Exercise inputs below:

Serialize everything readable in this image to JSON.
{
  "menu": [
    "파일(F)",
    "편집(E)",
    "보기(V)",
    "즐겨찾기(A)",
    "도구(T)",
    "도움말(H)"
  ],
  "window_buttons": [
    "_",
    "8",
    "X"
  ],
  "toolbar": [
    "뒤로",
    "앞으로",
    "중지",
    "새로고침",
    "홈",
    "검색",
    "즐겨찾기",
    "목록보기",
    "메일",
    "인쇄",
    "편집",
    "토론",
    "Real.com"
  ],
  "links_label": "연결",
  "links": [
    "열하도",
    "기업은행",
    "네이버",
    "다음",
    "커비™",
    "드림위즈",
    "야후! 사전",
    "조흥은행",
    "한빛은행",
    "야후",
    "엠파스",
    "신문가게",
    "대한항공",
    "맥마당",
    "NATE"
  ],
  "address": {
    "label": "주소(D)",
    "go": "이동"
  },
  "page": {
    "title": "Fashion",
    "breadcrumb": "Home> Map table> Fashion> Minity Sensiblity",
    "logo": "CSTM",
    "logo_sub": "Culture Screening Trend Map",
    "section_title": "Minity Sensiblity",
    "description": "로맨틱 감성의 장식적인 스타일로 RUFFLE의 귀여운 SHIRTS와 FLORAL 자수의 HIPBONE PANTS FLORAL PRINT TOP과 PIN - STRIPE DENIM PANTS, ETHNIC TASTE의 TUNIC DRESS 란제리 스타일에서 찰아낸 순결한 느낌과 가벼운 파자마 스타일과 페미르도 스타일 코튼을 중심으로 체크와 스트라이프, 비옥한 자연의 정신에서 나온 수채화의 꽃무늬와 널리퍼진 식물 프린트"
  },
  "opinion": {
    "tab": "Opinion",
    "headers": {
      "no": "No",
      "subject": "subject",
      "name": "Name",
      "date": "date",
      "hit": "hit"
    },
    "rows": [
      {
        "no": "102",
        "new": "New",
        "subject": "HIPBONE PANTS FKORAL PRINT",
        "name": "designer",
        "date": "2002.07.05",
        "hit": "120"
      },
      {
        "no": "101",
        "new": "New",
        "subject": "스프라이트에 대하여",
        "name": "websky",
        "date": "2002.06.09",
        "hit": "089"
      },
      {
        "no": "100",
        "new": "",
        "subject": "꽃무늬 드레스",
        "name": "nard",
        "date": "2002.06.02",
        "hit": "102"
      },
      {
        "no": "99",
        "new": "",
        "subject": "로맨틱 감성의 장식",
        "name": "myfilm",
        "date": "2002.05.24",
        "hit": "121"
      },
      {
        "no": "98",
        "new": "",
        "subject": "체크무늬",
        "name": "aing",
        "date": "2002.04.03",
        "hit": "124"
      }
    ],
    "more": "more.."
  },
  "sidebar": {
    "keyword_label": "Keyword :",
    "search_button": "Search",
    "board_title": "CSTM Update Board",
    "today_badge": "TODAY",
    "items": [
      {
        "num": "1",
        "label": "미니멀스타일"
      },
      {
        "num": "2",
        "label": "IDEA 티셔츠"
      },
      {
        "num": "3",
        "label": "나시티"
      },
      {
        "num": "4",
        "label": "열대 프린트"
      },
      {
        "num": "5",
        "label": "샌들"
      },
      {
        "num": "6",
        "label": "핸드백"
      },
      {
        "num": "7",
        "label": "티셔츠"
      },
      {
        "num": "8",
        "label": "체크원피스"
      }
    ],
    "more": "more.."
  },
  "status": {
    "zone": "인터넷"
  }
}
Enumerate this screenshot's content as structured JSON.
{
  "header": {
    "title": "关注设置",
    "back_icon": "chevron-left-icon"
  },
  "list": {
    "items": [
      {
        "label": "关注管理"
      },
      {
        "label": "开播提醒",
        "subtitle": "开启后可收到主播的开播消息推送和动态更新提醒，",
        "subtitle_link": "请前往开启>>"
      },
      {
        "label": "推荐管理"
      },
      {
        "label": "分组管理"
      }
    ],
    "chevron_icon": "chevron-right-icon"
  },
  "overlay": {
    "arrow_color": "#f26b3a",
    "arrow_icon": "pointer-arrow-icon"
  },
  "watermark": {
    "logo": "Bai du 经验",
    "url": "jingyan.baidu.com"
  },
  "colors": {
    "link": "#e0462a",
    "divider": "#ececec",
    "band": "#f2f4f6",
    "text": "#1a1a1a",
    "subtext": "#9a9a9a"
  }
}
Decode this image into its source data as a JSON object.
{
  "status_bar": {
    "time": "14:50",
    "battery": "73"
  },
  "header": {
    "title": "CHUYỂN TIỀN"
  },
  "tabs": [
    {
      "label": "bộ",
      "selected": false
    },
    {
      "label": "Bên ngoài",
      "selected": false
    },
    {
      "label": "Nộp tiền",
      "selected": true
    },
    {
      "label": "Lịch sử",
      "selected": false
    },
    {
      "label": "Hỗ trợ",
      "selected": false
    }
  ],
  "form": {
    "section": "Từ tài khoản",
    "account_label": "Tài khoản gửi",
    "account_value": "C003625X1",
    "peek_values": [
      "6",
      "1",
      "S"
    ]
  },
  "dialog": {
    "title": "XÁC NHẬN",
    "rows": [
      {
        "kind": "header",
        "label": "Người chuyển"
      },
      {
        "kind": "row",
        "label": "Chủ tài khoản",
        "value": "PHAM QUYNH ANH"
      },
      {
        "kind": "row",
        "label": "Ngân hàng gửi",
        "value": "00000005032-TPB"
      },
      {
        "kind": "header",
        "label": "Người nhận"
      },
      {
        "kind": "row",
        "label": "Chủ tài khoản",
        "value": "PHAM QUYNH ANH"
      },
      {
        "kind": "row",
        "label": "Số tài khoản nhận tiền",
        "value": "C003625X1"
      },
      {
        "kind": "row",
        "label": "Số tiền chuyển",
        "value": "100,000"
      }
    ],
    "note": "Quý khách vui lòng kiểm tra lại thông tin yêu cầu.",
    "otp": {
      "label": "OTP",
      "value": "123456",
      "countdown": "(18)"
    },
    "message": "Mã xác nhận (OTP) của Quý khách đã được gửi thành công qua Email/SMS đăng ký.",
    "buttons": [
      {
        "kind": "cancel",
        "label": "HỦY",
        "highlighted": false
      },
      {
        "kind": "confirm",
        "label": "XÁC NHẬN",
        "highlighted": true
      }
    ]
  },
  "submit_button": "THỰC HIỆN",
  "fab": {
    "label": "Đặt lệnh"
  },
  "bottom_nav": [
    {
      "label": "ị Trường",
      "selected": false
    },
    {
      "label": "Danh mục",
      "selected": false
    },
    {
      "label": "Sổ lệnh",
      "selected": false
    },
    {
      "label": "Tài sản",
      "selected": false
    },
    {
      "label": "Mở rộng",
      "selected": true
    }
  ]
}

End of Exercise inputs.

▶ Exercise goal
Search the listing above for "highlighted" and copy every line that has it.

▶ Problem solution
        "highlighted": false
        "highlighted": true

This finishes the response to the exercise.